### Exercise objective:
The entries follow. Copy every line in which "content" appears.

### Data to use:
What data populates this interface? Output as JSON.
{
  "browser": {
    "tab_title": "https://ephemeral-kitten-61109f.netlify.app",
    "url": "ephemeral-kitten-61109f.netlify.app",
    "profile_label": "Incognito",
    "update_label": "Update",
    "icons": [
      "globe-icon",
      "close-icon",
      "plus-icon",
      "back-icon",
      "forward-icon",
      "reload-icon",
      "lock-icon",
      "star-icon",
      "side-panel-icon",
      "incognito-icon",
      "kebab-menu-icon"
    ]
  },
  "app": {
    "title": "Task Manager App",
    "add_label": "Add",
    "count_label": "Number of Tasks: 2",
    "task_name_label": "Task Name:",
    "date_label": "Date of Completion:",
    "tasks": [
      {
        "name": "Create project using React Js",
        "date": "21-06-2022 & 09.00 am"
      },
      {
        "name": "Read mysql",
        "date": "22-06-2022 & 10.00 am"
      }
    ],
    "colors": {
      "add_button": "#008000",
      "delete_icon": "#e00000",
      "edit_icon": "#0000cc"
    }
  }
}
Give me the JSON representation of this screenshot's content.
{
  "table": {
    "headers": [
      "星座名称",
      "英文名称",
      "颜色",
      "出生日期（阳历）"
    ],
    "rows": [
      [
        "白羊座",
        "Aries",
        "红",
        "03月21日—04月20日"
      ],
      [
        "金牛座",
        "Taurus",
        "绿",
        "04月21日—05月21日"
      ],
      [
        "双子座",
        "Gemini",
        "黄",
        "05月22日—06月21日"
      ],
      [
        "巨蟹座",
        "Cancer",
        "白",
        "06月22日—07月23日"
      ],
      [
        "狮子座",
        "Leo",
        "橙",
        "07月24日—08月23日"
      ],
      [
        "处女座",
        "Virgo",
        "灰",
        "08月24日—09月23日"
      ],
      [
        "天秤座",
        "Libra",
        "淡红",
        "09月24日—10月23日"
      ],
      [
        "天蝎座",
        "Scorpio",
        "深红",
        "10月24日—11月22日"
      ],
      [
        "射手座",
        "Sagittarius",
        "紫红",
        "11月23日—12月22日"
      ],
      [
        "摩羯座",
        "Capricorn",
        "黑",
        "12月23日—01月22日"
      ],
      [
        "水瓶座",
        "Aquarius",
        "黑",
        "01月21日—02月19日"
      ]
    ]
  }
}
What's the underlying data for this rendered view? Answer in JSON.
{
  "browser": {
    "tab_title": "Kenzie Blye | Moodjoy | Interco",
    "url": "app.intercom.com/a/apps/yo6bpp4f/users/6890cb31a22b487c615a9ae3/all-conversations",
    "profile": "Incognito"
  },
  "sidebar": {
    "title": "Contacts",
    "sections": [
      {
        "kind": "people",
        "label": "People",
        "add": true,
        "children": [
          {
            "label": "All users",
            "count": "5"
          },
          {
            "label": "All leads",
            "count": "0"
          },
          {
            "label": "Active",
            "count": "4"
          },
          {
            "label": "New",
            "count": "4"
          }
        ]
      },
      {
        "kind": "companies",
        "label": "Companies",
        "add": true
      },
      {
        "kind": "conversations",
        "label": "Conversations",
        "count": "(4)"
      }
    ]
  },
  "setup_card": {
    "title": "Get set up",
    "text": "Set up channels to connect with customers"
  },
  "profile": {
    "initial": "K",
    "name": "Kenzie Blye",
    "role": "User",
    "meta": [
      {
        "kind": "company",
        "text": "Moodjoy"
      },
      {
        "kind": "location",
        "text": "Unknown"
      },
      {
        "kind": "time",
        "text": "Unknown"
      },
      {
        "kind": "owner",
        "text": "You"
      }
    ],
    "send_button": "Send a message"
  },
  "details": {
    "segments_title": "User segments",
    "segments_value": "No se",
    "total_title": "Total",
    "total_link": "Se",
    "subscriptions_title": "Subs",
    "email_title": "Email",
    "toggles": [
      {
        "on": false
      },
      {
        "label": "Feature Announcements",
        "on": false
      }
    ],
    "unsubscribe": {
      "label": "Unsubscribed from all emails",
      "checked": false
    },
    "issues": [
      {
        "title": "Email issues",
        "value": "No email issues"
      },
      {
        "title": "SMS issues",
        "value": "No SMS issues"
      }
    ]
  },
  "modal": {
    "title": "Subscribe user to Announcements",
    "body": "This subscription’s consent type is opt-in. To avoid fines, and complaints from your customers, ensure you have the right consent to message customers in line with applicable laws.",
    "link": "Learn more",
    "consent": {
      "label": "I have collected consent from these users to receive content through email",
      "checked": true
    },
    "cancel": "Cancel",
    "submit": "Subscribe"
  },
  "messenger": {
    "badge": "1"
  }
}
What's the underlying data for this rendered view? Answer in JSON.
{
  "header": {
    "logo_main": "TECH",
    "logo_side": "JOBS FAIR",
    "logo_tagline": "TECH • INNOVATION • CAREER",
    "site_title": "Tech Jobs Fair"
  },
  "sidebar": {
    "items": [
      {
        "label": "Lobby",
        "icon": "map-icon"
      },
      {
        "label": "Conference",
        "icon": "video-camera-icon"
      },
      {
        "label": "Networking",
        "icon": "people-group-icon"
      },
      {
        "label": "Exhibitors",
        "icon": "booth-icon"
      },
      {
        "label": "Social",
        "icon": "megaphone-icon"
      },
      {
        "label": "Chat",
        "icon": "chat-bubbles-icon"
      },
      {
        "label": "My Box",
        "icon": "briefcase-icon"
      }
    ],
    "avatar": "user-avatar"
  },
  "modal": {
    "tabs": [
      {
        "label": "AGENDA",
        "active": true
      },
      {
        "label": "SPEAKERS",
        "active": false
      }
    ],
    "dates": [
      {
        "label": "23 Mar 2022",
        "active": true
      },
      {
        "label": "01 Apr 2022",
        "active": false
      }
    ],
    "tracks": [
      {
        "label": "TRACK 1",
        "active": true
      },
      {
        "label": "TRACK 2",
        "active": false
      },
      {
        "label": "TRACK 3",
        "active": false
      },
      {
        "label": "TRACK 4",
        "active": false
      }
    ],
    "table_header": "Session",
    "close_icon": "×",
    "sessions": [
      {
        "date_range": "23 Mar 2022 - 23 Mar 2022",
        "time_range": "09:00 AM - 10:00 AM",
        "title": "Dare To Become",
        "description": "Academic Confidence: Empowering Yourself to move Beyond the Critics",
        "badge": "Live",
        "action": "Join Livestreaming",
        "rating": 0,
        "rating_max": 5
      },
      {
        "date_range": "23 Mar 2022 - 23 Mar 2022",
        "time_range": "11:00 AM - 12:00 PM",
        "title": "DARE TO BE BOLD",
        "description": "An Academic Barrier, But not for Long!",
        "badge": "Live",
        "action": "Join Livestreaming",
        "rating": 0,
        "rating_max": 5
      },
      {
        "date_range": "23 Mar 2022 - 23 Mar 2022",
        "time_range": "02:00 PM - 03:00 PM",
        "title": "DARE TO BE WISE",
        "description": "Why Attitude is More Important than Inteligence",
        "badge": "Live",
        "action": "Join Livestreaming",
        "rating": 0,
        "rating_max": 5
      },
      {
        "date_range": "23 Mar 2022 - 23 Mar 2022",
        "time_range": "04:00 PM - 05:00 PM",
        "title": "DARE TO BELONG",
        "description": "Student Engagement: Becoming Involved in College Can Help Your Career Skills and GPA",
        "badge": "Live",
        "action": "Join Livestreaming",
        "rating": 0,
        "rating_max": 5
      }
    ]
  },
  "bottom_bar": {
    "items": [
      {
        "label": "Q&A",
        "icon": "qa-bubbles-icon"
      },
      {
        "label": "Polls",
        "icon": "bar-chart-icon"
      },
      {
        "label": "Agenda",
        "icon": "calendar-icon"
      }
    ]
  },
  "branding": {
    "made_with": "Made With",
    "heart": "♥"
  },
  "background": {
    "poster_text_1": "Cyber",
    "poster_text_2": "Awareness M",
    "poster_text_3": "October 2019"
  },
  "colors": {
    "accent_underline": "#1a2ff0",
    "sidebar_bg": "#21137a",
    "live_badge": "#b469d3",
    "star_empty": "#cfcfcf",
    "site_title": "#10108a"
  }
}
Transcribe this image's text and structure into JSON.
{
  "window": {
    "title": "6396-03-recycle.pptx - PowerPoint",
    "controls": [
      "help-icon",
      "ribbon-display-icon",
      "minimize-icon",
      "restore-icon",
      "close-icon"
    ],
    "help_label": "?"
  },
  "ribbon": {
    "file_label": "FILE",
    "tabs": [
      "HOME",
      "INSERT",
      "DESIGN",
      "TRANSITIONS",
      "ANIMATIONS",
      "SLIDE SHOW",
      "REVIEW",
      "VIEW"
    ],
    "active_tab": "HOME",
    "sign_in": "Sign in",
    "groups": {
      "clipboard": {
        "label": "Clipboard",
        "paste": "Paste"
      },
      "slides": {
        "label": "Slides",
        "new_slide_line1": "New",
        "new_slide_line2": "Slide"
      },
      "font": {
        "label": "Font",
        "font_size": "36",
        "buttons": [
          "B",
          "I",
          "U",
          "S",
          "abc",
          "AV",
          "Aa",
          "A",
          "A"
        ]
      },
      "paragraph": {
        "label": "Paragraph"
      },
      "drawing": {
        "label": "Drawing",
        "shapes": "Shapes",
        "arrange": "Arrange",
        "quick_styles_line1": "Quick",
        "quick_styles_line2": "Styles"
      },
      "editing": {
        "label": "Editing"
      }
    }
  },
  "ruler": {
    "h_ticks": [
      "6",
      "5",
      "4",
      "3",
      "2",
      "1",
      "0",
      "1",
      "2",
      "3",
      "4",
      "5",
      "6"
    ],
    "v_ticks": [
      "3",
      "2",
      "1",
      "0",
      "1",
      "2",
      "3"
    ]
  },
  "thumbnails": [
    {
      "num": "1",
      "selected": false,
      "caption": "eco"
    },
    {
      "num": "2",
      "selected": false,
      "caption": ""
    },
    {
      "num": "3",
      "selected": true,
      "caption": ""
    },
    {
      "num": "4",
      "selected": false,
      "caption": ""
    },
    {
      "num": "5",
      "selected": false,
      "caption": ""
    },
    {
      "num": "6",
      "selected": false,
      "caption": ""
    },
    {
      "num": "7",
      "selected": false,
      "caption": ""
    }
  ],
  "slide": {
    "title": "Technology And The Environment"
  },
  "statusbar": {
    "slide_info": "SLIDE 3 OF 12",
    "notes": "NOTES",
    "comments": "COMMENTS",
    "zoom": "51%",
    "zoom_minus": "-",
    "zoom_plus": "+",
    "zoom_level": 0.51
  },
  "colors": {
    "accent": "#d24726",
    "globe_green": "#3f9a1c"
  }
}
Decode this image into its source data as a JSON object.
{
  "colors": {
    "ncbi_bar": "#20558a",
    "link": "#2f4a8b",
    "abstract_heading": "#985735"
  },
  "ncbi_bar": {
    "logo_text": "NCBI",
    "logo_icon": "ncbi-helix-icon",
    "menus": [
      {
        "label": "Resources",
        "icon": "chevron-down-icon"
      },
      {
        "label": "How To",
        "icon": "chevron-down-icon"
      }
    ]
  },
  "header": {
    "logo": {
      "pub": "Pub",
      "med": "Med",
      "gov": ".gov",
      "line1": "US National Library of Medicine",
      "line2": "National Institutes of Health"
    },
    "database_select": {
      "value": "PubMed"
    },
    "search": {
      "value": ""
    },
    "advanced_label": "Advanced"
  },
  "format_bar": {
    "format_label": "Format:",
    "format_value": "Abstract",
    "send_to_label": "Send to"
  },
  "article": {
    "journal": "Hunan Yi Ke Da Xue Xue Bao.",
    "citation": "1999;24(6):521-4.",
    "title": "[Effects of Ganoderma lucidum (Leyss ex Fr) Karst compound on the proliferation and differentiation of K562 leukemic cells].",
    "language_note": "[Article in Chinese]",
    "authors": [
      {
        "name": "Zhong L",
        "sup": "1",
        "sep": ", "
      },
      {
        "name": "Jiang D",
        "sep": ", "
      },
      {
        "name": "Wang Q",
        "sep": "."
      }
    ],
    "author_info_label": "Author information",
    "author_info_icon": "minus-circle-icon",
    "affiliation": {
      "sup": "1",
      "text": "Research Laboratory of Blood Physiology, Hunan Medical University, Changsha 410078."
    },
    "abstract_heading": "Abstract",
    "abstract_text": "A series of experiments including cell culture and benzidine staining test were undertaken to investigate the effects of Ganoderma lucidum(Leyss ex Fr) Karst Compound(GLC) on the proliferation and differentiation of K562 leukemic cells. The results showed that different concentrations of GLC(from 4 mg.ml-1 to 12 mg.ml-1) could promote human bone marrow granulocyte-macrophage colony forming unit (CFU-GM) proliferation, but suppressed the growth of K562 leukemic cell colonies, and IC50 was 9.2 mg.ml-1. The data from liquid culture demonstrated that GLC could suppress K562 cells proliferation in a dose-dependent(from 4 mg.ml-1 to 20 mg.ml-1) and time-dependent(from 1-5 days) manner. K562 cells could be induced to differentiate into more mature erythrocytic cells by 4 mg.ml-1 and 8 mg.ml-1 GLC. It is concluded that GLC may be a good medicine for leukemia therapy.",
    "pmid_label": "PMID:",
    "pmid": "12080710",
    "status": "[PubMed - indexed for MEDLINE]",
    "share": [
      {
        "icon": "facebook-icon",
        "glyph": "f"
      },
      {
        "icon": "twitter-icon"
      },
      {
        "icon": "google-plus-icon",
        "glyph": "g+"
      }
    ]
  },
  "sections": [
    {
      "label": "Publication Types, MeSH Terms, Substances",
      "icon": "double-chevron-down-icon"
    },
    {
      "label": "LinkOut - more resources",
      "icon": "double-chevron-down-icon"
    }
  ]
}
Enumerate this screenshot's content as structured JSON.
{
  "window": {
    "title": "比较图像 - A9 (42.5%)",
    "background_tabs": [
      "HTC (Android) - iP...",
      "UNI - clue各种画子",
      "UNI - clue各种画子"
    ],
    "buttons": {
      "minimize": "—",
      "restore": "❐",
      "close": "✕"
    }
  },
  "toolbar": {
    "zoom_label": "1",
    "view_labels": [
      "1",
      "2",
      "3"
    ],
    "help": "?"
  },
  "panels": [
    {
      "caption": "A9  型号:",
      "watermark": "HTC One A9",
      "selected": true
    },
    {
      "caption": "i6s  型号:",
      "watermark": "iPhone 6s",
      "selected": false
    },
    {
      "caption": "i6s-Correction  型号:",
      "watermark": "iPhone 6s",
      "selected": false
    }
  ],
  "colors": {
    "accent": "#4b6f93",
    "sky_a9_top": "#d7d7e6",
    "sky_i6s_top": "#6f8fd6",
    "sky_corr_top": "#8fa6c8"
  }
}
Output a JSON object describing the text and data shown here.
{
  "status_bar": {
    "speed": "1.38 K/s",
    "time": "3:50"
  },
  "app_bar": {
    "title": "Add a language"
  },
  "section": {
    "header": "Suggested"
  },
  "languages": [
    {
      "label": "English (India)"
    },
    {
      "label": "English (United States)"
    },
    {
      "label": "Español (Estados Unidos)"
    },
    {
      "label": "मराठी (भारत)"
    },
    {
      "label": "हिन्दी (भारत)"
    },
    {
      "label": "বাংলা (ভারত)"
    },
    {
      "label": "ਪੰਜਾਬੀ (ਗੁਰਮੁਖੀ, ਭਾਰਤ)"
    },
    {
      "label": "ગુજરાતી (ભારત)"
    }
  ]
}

### Solution:
Give me the JSON representation of this screenshot's content.
      "label": "I have collected consent from these users to receive content through email",
Enumerate this screenshot's content as structured JSON.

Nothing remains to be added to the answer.